**Work instructions:** Take the lines below from the one with "Give me the JSON representation of this screenshot's text" through the one with "Give me the JSON representation of this screenshot's content." and retype them exactly. Include nothing else, and no pictures.

**Source information:**

========

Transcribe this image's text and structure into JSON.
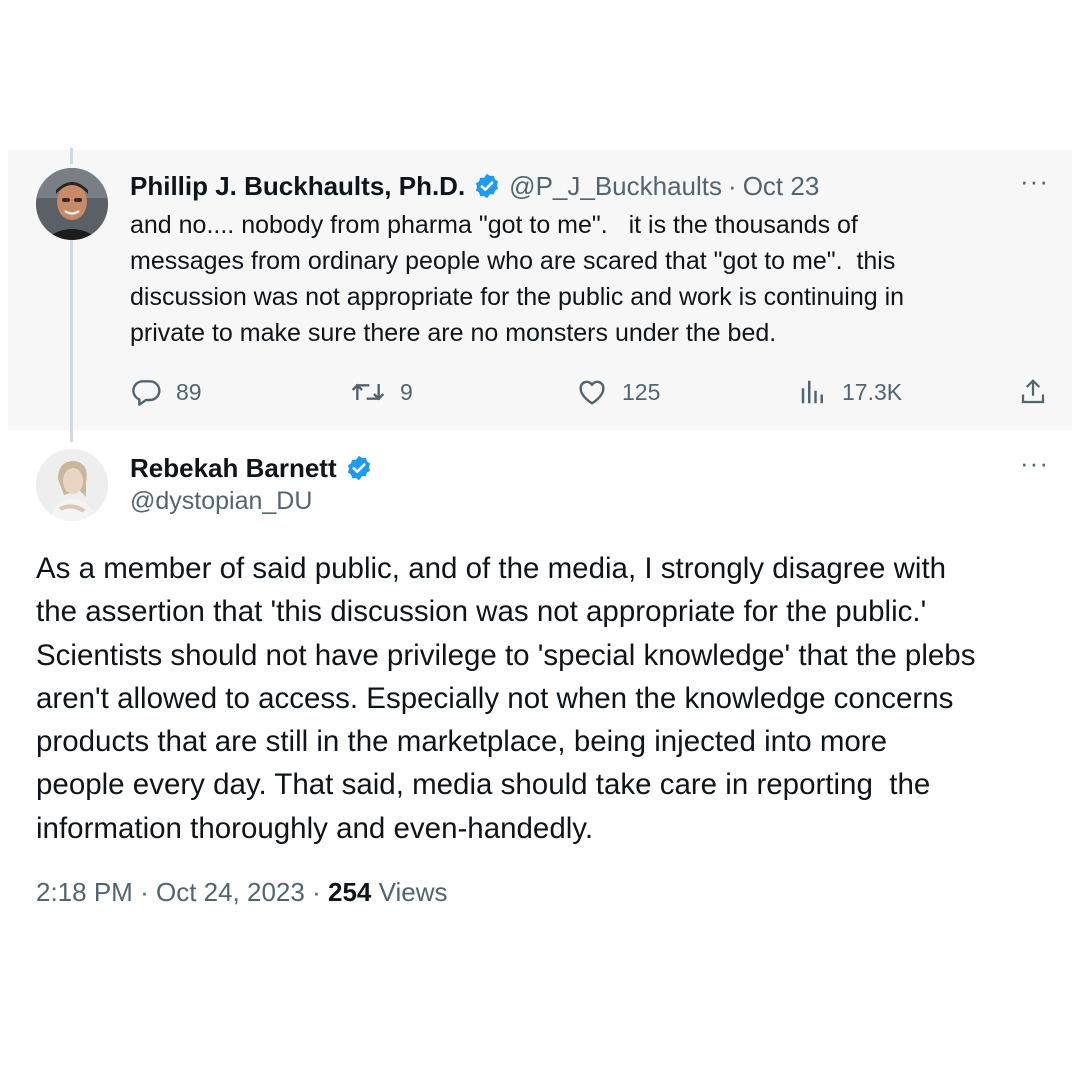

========

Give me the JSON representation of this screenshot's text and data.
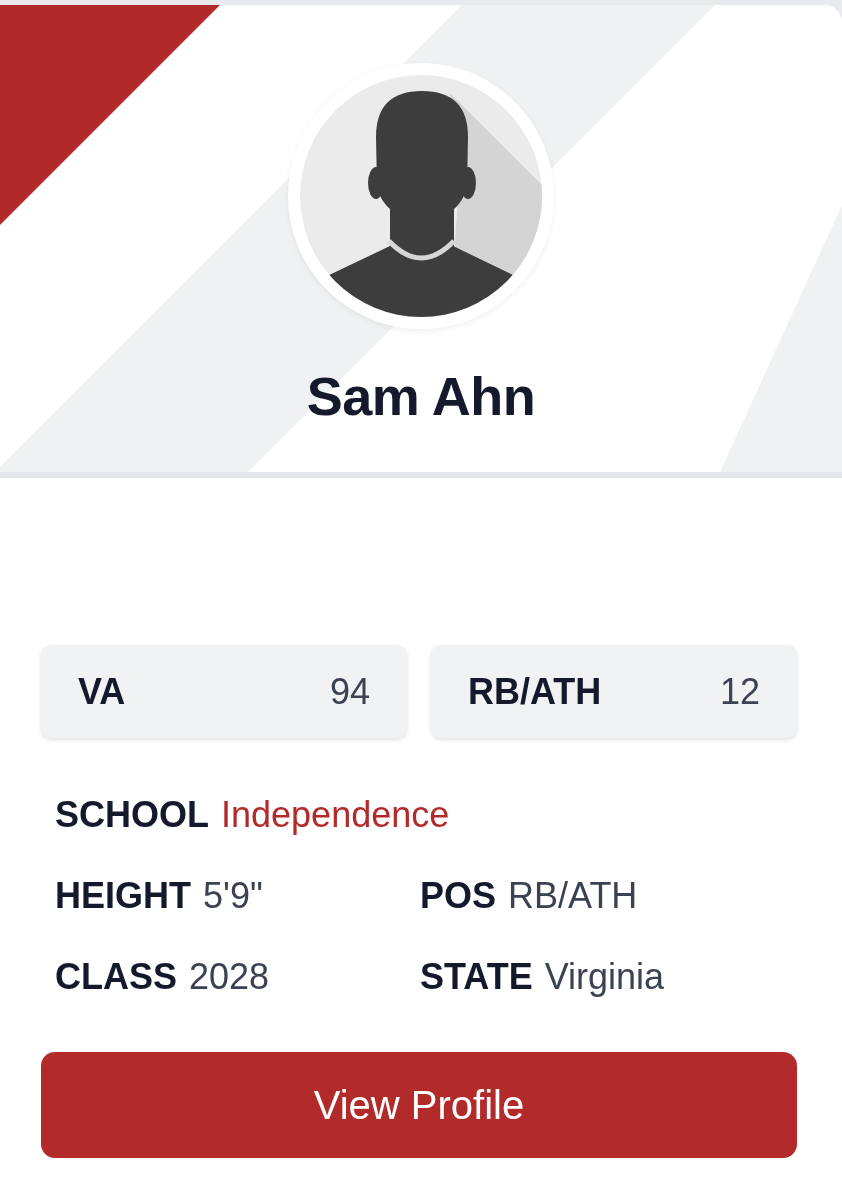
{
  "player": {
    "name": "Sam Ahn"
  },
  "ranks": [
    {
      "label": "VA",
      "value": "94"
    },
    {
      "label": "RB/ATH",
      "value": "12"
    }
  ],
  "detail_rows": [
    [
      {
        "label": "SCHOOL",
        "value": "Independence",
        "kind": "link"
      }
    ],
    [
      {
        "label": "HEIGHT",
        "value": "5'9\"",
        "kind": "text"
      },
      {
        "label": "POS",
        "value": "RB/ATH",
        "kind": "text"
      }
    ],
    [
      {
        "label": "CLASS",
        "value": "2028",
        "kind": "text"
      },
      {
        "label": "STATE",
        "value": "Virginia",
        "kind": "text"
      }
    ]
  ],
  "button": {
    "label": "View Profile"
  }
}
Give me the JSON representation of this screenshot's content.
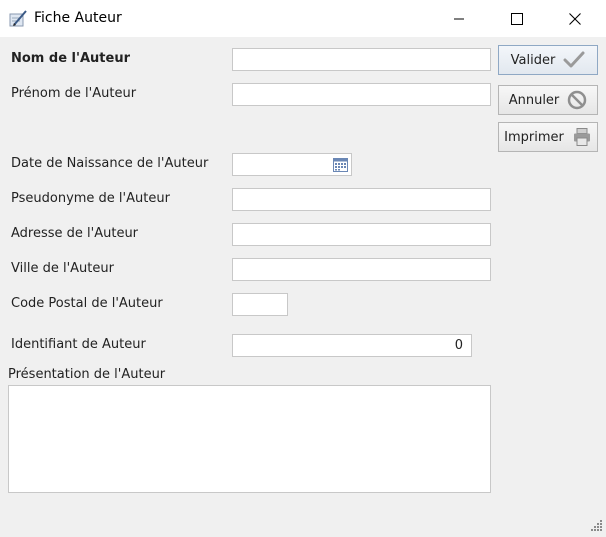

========

**Written response:**
Give me the JSON representation of this screenshot's text and data.
{
  "player": {
    "name": "Sam Ahn"
  },
  "ranks": [
    {
      "label": "VA",
      "value": "94"
    },
    {
      "label": "RB/ATH",
      "value": "12"
    }
  ],
  "detail_rows": [
    [
      {
        "label": "SCHOOL",
        "value": "Independence",
        "kind": "link"
      }
    ],
    [
      {
        "label": "HEIGHT",
        "value": "5'9\"",
        "kind": "text"
      },
      {
        "label": "POS",
        "value": "RB/ATH",
        "kind": "text"
      }
    ],
    [
      {
        "label": "CLASS",
        "value": "2028",
        "kind": "text"
      },
      {
        "label": "STATE",
        "value": "Virginia",
        "kind": "text"
      }
    ]
  ],
  "button": {
    "label": "View Profile"
  }
}
Give me the JSON representation of this screenshot's content.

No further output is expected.